Orally administered cephalosporins can be effective in management of urinary tract infections, except those due to P aeruginosa. Cephalexin should be anticipated to be ineffective against E coli. Cephapirin benzathine is used for dry-cow treatment, and cephapirin sodium is used to treat mastitis in lactating cattle. Except for cephapirin, extralabel use of cephalosporins is prohibited in major food-producing animal species (cattle, swine, chickens, and turkeys). Although not expressly prohibited in minor food-producing animal species, cephalosporins should be viewed as restricted-class antimicrobials due to their critical importance in human medicine.
A selection of general dosages for some cephalosporins is listed in Dosages of Cephalosporins Dosages of Cephalosporins . The dose rate and frequency should be adjusted as needed for the individual animal.
Special Clinical Concerns
Adverse Effects and Toxicity of Cephalosporins and Cephamycins in Animals
The approved cephalosporins are relatively nontoxic and have a relatively high therapeutic index. Cephalosporins injections IM can be painful, and repeated IV administration may lead to local phlebitis. Nausea, vomiting, and diarrhea may occasionally occur. Antimicrobial-induced colitis due to perturbations in GI flora has been reported. Hypersensitivity reactions of several forms have occurred, with cross-reactivity to penicillin allergies possible. Superinfection may arise with the use of cephalosporins, and Pseudomonas or Candida spp are likely opportunistic pathogens. Cephalosporins do have nephrotoxic potential via immune complex deposition in the glomerular basement membrane or direct toxicity causing acute tubular necrosis; however, these effects are rarely seen at clinically relevant doses.
Interactions With Cephalosporins and Cephamycins in Animals
In vitro incompatibilities are quite common for cephalosporin and cephamycin preparations; an exception exists when mixing with weak bases such as aminoglycosides. Potential pharmacokinetic interactions are similar to those of the penicillin group. Cephalosporins can be synergistic against a number of pathogens.
Effects of Cephalosporins and Cephamycins on Laboratory Tests in Animals
Several laboratory determinations may be altered by the cephalosporins. Activities of ALP, AST, ALT, and lactate dehydrogenase as well as BUN concentration may be increased. False-positive Coombs test results and urine glucose test results are also possible. Hypernatremia may be caused by the sodium salts of various cephalosporins.
Drug Withdrawal and Milk Discard Times of Cephalosporins and Cephamycins in Animals
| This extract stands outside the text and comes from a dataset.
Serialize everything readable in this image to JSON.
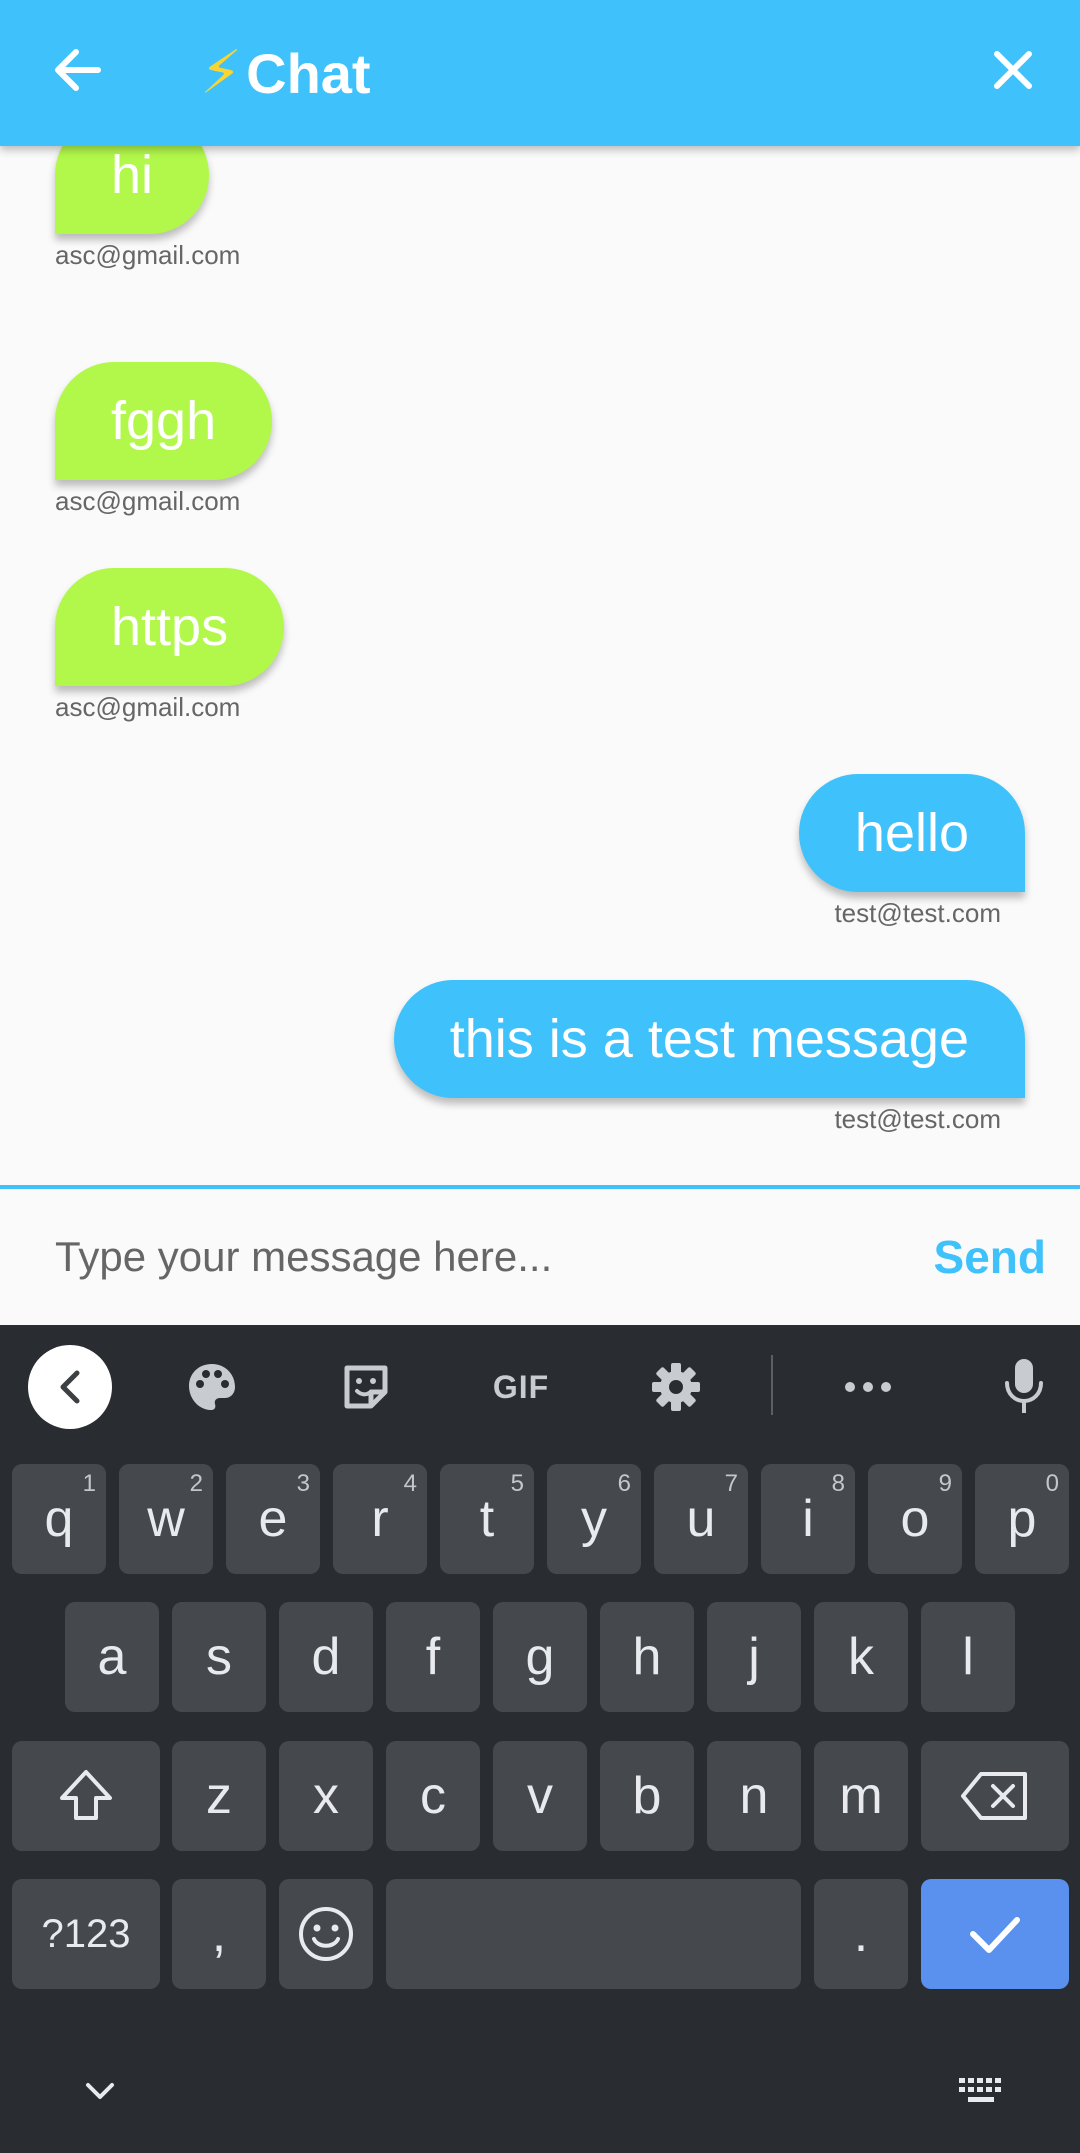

Although prolonged tissue residues for most cephalosporins are not anticipated, withdrawal times are not available for most of the cephalosporins because they are not approved for use in food-producing animals in most countries. In the US, cephalosporins (excluding cephapirin) are prohibited from extralabel drug use (ELDU) except for indication in major species (cattle, swine, chickens and turkeys). This includes deviations from the approved dose, treatment duration, frequency, or administration route on the product label; the use of a product in an unapproved major species or animal production class; and the use of the product for the purpose of disease prevention. In the US, ELDU is permissible in minor species (including small ruminants, camelids, and game birds). Withdrawal times can vary between products, so it is imperative to follow the label meat and milk withdrawal times for the particular product used.
For instances of permissible ELDU, it is recommended to contact a country-specific advisory program to obtain evidence-based withdrawal recommendations extrapolated from known species pharmacokinetics. In the US, veterinarians may contact the Food Animal Residue Avoidance Databank (FARAD, www.farad.org) for withdrawal recommendations.